If you’ve always made pasta via a Lipton/Knorr packet and are just now starting to cook food from scratch, you may be scratching your head in trying to figure out that classic white sauce that frames many French and Italian dishes.
The white sauce is also known as a béchamel, is what is known by the French as one of the “mother sauces.” Together with its siblings, it forms the basis from many other sauces and entrees in French and Cajun cooking.
Moreover, this sauce can be used is various pasta dishes such as macaroni and cheese, within various vegetable casserole dishes, and is the nucleus of the cheese soufflé.
Have the taste for a classic Alfredo, but don’t have any cream on hand or are trying to cut out some of the fat? Substitute a béchamel instead.
This sauce is one of the easiest to make – you basically start out with a roux, which is simply an equal amount of unsalted butter and flour. You then add milk similar to when you making milk gravy (which is basically just béchamel cooked in chicken, bacon, or other pork drippings rather than butter) and cook until thickened.
Also, if you substitute stock such as beef, chicken, fish, shellfish, etc in lieu of the milk, you will have created a velouté which is another French “mother” sauce.
- 6 tablespoons of unsalted butter. Note: salted butter works in a pinch – be sure to reduce the salt content of the overall recipe to compensate.
- 3 1/2 tablespoons of flour
- 2 cups of milk (or stock if making a velouté). Note: the amount of milk can be significantly adjusted depending on the requirements of the overall recipe. For thinner white sauces 2 ½ to 3 cups can be used and for a thicker béchamel you may want to use around 1 ½ cups of milk. One other thing to consider is the amount of milk fat. The higher fat percentage, the thicker the sauce will be (which is why cream is also often used as basis for a type of white sauce).

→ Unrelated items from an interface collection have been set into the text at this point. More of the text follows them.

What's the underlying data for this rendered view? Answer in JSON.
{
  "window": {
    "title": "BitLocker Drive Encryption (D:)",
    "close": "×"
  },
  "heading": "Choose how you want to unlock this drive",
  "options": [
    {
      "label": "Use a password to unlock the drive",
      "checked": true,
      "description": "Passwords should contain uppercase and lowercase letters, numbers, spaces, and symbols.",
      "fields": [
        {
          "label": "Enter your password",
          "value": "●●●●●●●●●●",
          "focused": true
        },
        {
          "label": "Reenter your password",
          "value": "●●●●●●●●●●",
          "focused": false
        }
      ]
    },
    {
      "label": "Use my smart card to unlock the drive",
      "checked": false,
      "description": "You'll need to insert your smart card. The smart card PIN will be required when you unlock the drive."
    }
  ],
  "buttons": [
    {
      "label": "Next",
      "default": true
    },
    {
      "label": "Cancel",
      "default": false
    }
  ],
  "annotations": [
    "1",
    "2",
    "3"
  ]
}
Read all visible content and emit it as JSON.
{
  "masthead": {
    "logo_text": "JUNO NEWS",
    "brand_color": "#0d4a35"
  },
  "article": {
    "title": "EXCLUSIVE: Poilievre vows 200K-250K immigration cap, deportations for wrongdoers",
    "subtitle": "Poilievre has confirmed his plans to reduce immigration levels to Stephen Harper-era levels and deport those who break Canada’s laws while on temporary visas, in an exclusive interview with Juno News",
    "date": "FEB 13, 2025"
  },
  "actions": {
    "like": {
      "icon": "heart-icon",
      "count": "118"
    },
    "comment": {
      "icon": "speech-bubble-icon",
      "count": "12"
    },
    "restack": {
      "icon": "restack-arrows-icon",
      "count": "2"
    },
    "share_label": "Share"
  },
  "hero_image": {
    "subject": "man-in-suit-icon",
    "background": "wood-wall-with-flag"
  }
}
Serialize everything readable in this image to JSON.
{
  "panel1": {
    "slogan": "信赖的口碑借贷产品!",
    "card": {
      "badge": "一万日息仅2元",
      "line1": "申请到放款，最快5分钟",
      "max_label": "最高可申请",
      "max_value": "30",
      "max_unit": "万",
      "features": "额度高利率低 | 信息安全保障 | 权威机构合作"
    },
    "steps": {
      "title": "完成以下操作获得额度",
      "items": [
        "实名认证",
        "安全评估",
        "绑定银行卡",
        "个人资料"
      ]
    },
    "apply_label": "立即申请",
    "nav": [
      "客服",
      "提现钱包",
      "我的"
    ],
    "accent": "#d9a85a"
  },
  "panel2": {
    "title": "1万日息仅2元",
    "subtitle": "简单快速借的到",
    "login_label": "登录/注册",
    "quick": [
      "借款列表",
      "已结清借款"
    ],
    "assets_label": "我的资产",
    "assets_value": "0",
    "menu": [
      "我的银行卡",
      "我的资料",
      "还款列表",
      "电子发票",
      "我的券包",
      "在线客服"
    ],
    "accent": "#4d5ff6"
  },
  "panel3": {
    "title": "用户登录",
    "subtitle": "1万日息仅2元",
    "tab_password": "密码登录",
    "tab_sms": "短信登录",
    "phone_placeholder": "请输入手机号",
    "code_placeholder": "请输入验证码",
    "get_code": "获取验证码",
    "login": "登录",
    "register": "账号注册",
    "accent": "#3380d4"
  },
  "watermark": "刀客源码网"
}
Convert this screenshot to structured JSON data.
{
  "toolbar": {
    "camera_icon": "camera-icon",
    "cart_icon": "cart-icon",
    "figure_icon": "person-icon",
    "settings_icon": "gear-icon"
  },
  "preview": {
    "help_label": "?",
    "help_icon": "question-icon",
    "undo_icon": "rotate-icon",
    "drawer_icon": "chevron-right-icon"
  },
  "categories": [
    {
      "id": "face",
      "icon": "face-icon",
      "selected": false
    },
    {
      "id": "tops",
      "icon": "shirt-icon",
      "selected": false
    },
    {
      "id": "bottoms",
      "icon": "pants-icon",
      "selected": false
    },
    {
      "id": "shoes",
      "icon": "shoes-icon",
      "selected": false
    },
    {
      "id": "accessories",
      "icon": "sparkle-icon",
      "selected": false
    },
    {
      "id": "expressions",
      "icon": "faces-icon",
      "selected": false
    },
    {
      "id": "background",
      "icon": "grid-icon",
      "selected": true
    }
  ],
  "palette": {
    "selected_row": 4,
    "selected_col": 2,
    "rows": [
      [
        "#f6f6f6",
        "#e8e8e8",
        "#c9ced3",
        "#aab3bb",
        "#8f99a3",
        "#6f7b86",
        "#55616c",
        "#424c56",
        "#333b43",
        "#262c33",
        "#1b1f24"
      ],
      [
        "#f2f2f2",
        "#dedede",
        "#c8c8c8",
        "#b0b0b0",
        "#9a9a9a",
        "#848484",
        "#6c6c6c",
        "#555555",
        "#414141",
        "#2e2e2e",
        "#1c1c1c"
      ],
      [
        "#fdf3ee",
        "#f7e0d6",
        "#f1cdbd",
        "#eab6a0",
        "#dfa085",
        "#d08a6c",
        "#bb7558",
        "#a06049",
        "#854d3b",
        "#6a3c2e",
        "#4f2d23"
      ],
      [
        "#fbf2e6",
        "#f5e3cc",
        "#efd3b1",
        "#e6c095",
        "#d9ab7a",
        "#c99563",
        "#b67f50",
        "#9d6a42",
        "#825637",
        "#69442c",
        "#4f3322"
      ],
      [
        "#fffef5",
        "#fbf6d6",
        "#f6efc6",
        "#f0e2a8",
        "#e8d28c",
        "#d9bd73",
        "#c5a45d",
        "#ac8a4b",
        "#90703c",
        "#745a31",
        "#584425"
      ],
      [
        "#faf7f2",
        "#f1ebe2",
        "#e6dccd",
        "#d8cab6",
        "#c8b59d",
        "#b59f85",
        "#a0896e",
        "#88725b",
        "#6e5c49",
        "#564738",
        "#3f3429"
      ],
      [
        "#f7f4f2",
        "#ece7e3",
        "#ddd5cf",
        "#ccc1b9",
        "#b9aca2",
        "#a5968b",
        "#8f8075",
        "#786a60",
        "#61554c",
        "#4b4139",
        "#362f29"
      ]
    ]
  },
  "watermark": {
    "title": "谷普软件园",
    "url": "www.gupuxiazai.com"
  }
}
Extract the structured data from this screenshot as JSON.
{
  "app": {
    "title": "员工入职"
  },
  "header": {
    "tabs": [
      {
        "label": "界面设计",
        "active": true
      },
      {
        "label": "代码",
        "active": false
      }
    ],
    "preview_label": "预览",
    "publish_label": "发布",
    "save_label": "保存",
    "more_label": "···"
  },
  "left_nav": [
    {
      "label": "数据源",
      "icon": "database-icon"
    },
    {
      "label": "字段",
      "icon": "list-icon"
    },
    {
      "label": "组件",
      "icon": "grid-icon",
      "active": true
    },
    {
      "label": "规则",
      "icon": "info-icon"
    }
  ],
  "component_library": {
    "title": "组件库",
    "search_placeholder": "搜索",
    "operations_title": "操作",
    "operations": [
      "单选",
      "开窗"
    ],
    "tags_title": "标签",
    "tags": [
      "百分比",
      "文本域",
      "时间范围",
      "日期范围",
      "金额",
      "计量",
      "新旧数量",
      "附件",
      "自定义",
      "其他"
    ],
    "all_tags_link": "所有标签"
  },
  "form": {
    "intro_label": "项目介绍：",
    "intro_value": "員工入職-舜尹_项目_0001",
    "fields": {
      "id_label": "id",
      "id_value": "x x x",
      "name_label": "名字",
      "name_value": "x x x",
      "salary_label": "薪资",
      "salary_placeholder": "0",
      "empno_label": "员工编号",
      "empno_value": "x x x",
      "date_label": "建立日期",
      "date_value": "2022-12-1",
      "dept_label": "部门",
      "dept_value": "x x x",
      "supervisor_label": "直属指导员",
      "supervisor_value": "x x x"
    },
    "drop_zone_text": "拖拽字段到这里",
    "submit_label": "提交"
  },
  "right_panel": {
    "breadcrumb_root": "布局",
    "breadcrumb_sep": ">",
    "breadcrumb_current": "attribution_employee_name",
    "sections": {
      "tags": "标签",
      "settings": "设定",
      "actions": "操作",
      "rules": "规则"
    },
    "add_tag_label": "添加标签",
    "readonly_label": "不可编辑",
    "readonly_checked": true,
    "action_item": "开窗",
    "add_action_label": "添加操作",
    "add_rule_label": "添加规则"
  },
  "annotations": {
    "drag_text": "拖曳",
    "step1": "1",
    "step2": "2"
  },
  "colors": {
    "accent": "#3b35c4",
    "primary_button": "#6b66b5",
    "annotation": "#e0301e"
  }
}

1. Measure out your milk and heat in either the microwave or a saucepan. While the milk is heating, dose out your butter into a different saucepan and warm it over medium heat until it is fully melted. Keep a watchful eye on the butter and do not allow it to start to brown.
2. Stir the flour into the butter and cook over medium heat for around 4 to 7 minutes. This forms the basis of roux but be aware that you are not trying to create a Cajun style roux that is dark in color and nutty in nature. You merely want to flour to be just barely cooked – forming a “golden” or a blond type of roux.
3. Slowly add just a little milk – a couple of tablespoons at most. You should want the roux just a little moist so that it is a little more liquid. While stirring, allow to cook another minute or so and the slowly add the remainder of the milk while whisking. Be sure to keep a good pace while whisking or clumps may form – you don’t want a lumpy sauce!
If you follow these steps, you should end up with a nice creamy concoction that will allow you to form a base to many different dishes, add some cheese and salt to taste for a pasta sauce, or even use by itself.
Do you know of any other methods for producing a white sauce? Have any great recipes that includes béchamel? If so, share below or send us an email through our contact form at the bottom of the page!
About Lynne Jaques
Lynne is a stay-at-home mother of two boys. As a former US military officer and the spouse of an active duty US military member, Lynne enjoys traveling the world (although not the moving part!) and finding new cuisine and methods of preparing food. She also has the habit of using parenthesis way too much!